There’s a kind of blindness humans have, when it comes to the endangered species of the sea. We don’t live underwater, and so most of us don’t have much of an idea of what ocean life looks like now, or what it once looked like. Not knowing the difference, and not having any way to see things for ourselves, it can be easy to accept hearsay about the sea at face value.
That’s what Congressman John Mica has done when it comes to the red snapper. The red snapper is not a sunburned jazz musician, or an angry Republican. It’s a fish. In the Gulf of Mexico and the South Atlantic, it’s a fish that’s in danger of extinction if fishing practices aren’t changed. That’s not just a matter of opinion. It’s an assessment based on consistent scientific observations.
The following chart for example, is based on a long-term series of surveys and data assessments by the National Oceanographic and Atmospheric Administration. It shows the scientific estimate of the the biomass of red snapper in the South Atlantic and Gulf of Mexico.
Representative John Mica responds to this kind of scientific data with second-hand anecdotal information. “The fishermen I’ve talked with, both sport and commercial, say… there are strong runs of snapper and grouper,” he says. Of course, the fishermen John Mica has talked to are members of a political group that is seeking to block fishing regulations designed to protect the red snapper. They have a bias, the kind of bias that large-scale, long-term scientific observations are designed to avoid.
It’s not just one source of research that indicates current fishing practices are threatening to red snapper. Governmental surveys take place in the larger context of studies by other scientists, like Dr. William Patterson, Dr. James Cowan, Dr. Ronald Phelps, and more scientists, and more scientists. A lack of research on the red snapper is not the problem. A lack of action is.
Yet, John Mica, and his constituency of fishing interests, doesn’t like the result of the scientific research that exists, so they’re asking for action on the ecological crisis of the red snapper be halted, until a new study can be conducted – this one not by fisheries scientists, but by the Department of Commerce. That’s why Congressman Mica has introduced a bill, H.R. 3307, that would interfere with current fisheries law, the Magnuson-Stevens Fishery Conservation and Management Act. Mica’s bill would prohibit limitations under Magnuson-Stevens until the completion Department of Commerce study.
What you see in the chart above is, in plain terms, a crash. When paramedics come upon a car crash, they don’t wait for additional medical studies of the conditions of the people in the car before acting. They can see the trauma quite plainly, and they apply emergency medicine on the spot to prevent death and enable the next step in more targeted care.

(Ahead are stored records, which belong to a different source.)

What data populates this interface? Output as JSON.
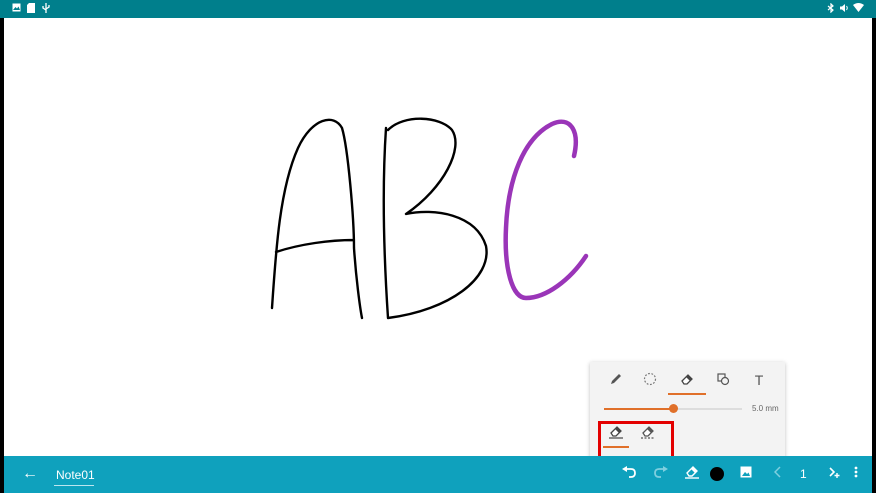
{
  "statusbar": {
    "left_icons": [
      "image-icon",
      "sd-card-icon",
      "usb-icon"
    ],
    "right_icons": [
      "bluetooth-icon",
      "volume-icon",
      "wifi-icon"
    ]
  },
  "canvas": {
    "strokes": [
      {
        "name": "letter-a",
        "color": "#000000"
      },
      {
        "name": "letter-b",
        "color": "#000000"
      },
      {
        "name": "letter-c",
        "color": "#9a35b8"
      }
    ]
  },
  "tool_panel": {
    "tools": [
      "pen-icon",
      "lasso-icon",
      "eraser-icon",
      "shape-icon",
      "text-icon"
    ],
    "selected_tool": "eraser-icon",
    "text_tool_glyph": "T",
    "eraser_size": 0.5,
    "eraser_size_label": "5.0 mm",
    "eraser_modes": [
      "stroke-eraser-icon",
      "area-eraser-icon"
    ],
    "selected_eraser_mode": "stroke-eraser-icon",
    "accent": "#e0702a"
  },
  "bottombar": {
    "back_glyph": "←",
    "note_title": "Note01",
    "page_number": "1",
    "pen_color": "#000000",
    "bar_color": "#0fa1bd"
  }
}
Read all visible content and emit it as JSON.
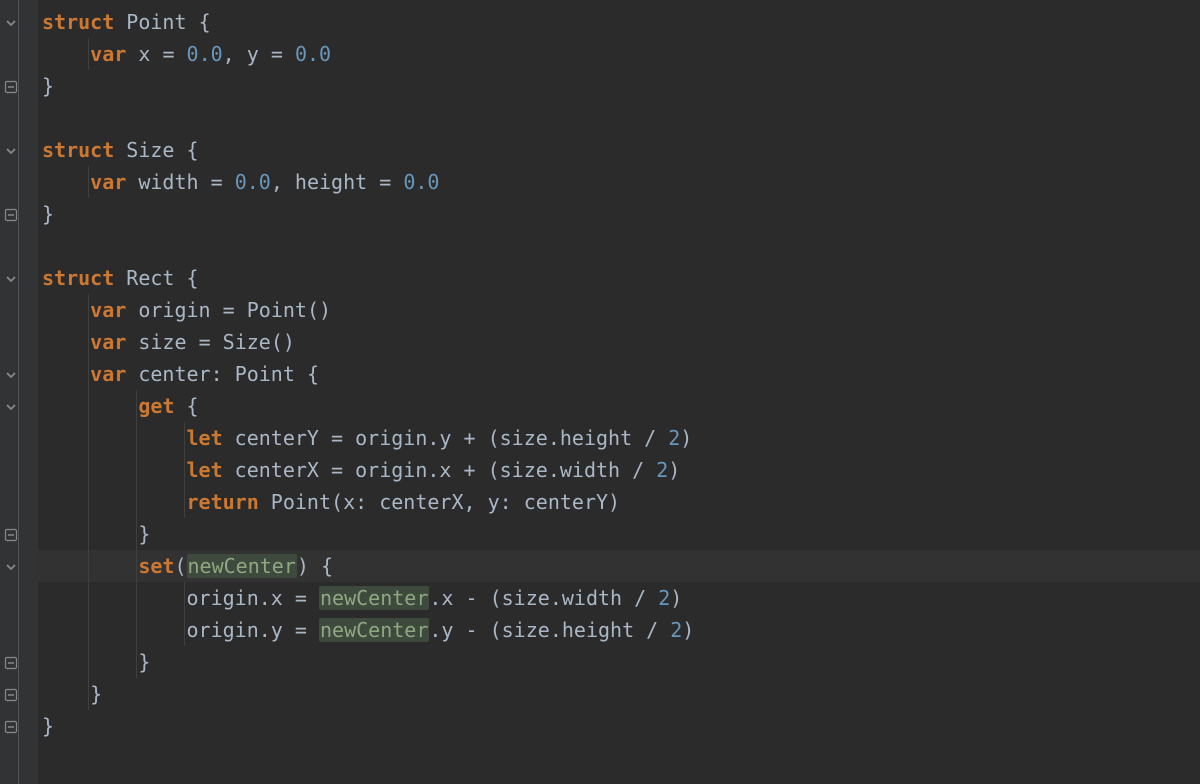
{
  "colors": {
    "bg": "#2b2b2b",
    "gutter": "#313335",
    "text": "#a9b7c6",
    "keyword": "#cc7832",
    "number": "#6897bb",
    "param": "#8fa881",
    "highlightLine": "#323232"
  },
  "fold_icons": {
    "open": "chevron-down-icon",
    "close": "minus-icon"
  },
  "code": {
    "lines": [
      {
        "fold": "open",
        "tokens": [
          [
            "kw",
            "struct"
          ],
          [
            "sp",
            " "
          ],
          [
            "type",
            "Point"
          ],
          [
            "sp",
            " "
          ],
          [
            "punc",
            "{"
          ]
        ]
      },
      {
        "fold": "",
        "indent": 1,
        "tokens": [
          [
            "pad",
            "    "
          ],
          [
            "kw",
            "var"
          ],
          [
            "sp",
            " "
          ],
          [
            "id",
            "x"
          ],
          [
            "sp",
            " "
          ],
          [
            "op",
            "="
          ],
          [
            "sp",
            " "
          ],
          [
            "num",
            "0.0"
          ],
          [
            "punc",
            ","
          ],
          [
            "sp",
            " "
          ],
          [
            "id",
            "y"
          ],
          [
            "sp",
            " "
          ],
          [
            "op",
            "="
          ],
          [
            "sp",
            " "
          ],
          [
            "num",
            "0.0"
          ]
        ]
      },
      {
        "fold": "close",
        "tokens": [
          [
            "punc",
            "}"
          ]
        ]
      },
      {
        "fold": "",
        "tokens": []
      },
      {
        "fold": "open",
        "tokens": [
          [
            "kw",
            "struct"
          ],
          [
            "sp",
            " "
          ],
          [
            "type",
            "Size"
          ],
          [
            "sp",
            " "
          ],
          [
            "punc",
            "{"
          ]
        ]
      },
      {
        "fold": "",
        "indent": 1,
        "tokens": [
          [
            "pad",
            "    "
          ],
          [
            "kw",
            "var"
          ],
          [
            "sp",
            " "
          ],
          [
            "id",
            "width"
          ],
          [
            "sp",
            " "
          ],
          [
            "op",
            "="
          ],
          [
            "sp",
            " "
          ],
          [
            "num",
            "0.0"
          ],
          [
            "punc",
            ","
          ],
          [
            "sp",
            " "
          ],
          [
            "id",
            "height"
          ],
          [
            "sp",
            " "
          ],
          [
            "op",
            "="
          ],
          [
            "sp",
            " "
          ],
          [
            "num",
            "0.0"
          ]
        ]
      },
      {
        "fold": "close",
        "tokens": [
          [
            "punc",
            "}"
          ]
        ]
      },
      {
        "fold": "",
        "tokens": []
      },
      {
        "fold": "open",
        "tokens": [
          [
            "kw",
            "struct"
          ],
          [
            "sp",
            " "
          ],
          [
            "type",
            "Rect"
          ],
          [
            "sp",
            " "
          ],
          [
            "punc",
            "{"
          ]
        ]
      },
      {
        "fold": "",
        "indent": 1,
        "tokens": [
          [
            "pad",
            "    "
          ],
          [
            "kw",
            "var"
          ],
          [
            "sp",
            " "
          ],
          [
            "id",
            "origin"
          ],
          [
            "sp",
            " "
          ],
          [
            "op",
            "="
          ],
          [
            "sp",
            " "
          ],
          [
            "type",
            "Point"
          ],
          [
            "punc",
            "()"
          ]
        ]
      },
      {
        "fold": "",
        "indent": 1,
        "tokens": [
          [
            "pad",
            "    "
          ],
          [
            "kw",
            "var"
          ],
          [
            "sp",
            " "
          ],
          [
            "id",
            "size"
          ],
          [
            "sp",
            " "
          ],
          [
            "op",
            "="
          ],
          [
            "sp",
            " "
          ],
          [
            "type",
            "Size"
          ],
          [
            "punc",
            "()"
          ]
        ]
      },
      {
        "fold": "open",
        "indent": 1,
        "tokens": [
          [
            "pad",
            "    "
          ],
          [
            "kw",
            "var"
          ],
          [
            "sp",
            " "
          ],
          [
            "id",
            "center"
          ],
          [
            "punc",
            ":"
          ],
          [
            "sp",
            " "
          ],
          [
            "type",
            "Point"
          ],
          [
            "sp",
            " "
          ],
          [
            "punc",
            "{"
          ]
        ]
      },
      {
        "fold": "open",
        "indent": 2,
        "tokens": [
          [
            "pad",
            "        "
          ],
          [
            "kw2",
            "get"
          ],
          [
            "sp",
            " "
          ],
          [
            "punc",
            "{"
          ]
        ]
      },
      {
        "fold": "",
        "indent": 3,
        "tokens": [
          [
            "pad",
            "            "
          ],
          [
            "kw",
            "let"
          ],
          [
            "sp",
            " "
          ],
          [
            "id",
            "centerY"
          ],
          [
            "sp",
            " "
          ],
          [
            "op",
            "="
          ],
          [
            "sp",
            " "
          ],
          [
            "id",
            "origin"
          ],
          [
            "punc",
            "."
          ],
          [
            "id",
            "y"
          ],
          [
            "sp",
            " "
          ],
          [
            "op",
            "+"
          ],
          [
            "sp",
            " "
          ],
          [
            "punc",
            "("
          ],
          [
            "id",
            "size"
          ],
          [
            "punc",
            "."
          ],
          [
            "id",
            "height"
          ],
          [
            "sp",
            " "
          ],
          [
            "op",
            "/"
          ],
          [
            "sp",
            " "
          ],
          [
            "num",
            "2"
          ],
          [
            "punc",
            ")"
          ]
        ]
      },
      {
        "fold": "",
        "indent": 3,
        "tokens": [
          [
            "pad",
            "            "
          ],
          [
            "kw",
            "let"
          ],
          [
            "sp",
            " "
          ],
          [
            "id",
            "centerX"
          ],
          [
            "sp",
            " "
          ],
          [
            "op",
            "="
          ],
          [
            "sp",
            " "
          ],
          [
            "id",
            "origin"
          ],
          [
            "punc",
            "."
          ],
          [
            "id",
            "x"
          ],
          [
            "sp",
            " "
          ],
          [
            "op",
            "+"
          ],
          [
            "sp",
            " "
          ],
          [
            "punc",
            "("
          ],
          [
            "id",
            "size"
          ],
          [
            "punc",
            "."
          ],
          [
            "id",
            "width"
          ],
          [
            "sp",
            " "
          ],
          [
            "op",
            "/"
          ],
          [
            "sp",
            " "
          ],
          [
            "num",
            "2"
          ],
          [
            "punc",
            ")"
          ]
        ]
      },
      {
        "fold": "",
        "indent": 3,
        "tokens": [
          [
            "pad",
            "            "
          ],
          [
            "kw",
            "return"
          ],
          [
            "sp",
            " "
          ],
          [
            "type",
            "Point"
          ],
          [
            "punc",
            "("
          ],
          [
            "id",
            "x"
          ],
          [
            "punc",
            ":"
          ],
          [
            "sp",
            " "
          ],
          [
            "id",
            "centerX"
          ],
          [
            "punc",
            ","
          ],
          [
            "sp",
            " "
          ],
          [
            "id",
            "y"
          ],
          [
            "punc",
            ":"
          ],
          [
            "sp",
            " "
          ],
          [
            "id",
            "centerY"
          ],
          [
            "punc",
            ")"
          ]
        ]
      },
      {
        "fold": "close",
        "indent": 2,
        "tokens": [
          [
            "pad",
            "        "
          ],
          [
            "punc",
            "}"
          ]
        ]
      },
      {
        "fold": "open",
        "indent": 2,
        "hl": true,
        "tokens": [
          [
            "pad",
            "        "
          ],
          [
            "kw2",
            "set"
          ],
          [
            "punc",
            "("
          ],
          [
            "parambg",
            "newCenter"
          ],
          [
            "punc",
            ")"
          ],
          [
            "sp",
            " "
          ],
          [
            "punc",
            "{"
          ]
        ]
      },
      {
        "fold": "",
        "indent": 3,
        "tokens": [
          [
            "pad",
            "            "
          ],
          [
            "id",
            "origin"
          ],
          [
            "punc",
            "."
          ],
          [
            "id",
            "x"
          ],
          [
            "sp",
            " "
          ],
          [
            "op",
            "="
          ],
          [
            "sp",
            " "
          ],
          [
            "parambg",
            "newCenter"
          ],
          [
            "punc",
            "."
          ],
          [
            "id",
            "x"
          ],
          [
            "sp",
            " "
          ],
          [
            "op",
            "-"
          ],
          [
            "sp",
            " "
          ],
          [
            "punc",
            "("
          ],
          [
            "id",
            "size"
          ],
          [
            "punc",
            "."
          ],
          [
            "id",
            "width"
          ],
          [
            "sp",
            " "
          ],
          [
            "op",
            "/"
          ],
          [
            "sp",
            " "
          ],
          [
            "num",
            "2"
          ],
          [
            "punc",
            ")"
          ]
        ]
      },
      {
        "fold": "",
        "indent": 3,
        "tokens": [
          [
            "pad",
            "            "
          ],
          [
            "id",
            "origin"
          ],
          [
            "punc",
            "."
          ],
          [
            "id",
            "y"
          ],
          [
            "sp",
            " "
          ],
          [
            "op",
            "="
          ],
          [
            "sp",
            " "
          ],
          [
            "parambg",
            "newCenter"
          ],
          [
            "punc",
            "."
          ],
          [
            "id",
            "y"
          ],
          [
            "sp",
            " "
          ],
          [
            "op",
            "-"
          ],
          [
            "sp",
            " "
          ],
          [
            "punc",
            "("
          ],
          [
            "id",
            "size"
          ],
          [
            "punc",
            "."
          ],
          [
            "id",
            "height"
          ],
          [
            "sp",
            " "
          ],
          [
            "op",
            "/"
          ],
          [
            "sp",
            " "
          ],
          [
            "num",
            "2"
          ],
          [
            "punc",
            ")"
          ]
        ]
      },
      {
        "fold": "close",
        "indent": 2,
        "tokens": [
          [
            "pad",
            "        "
          ],
          [
            "punc",
            "}"
          ]
        ]
      },
      {
        "fold": "close",
        "indent": 1,
        "tokens": [
          [
            "pad",
            "    "
          ],
          [
            "punc",
            "}"
          ]
        ]
      },
      {
        "fold": "close",
        "tokens": [
          [
            "punc",
            "}"
          ]
        ]
      }
    ]
  }
}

The condition of the red snapper in both the South Atlantic and the Gulf of Mexico is like the condition of people who have been in a serious car crash. More study on red snapper populations would be great. Delaying action to rescue the red snapper from extinction until additional research is completed would be insane.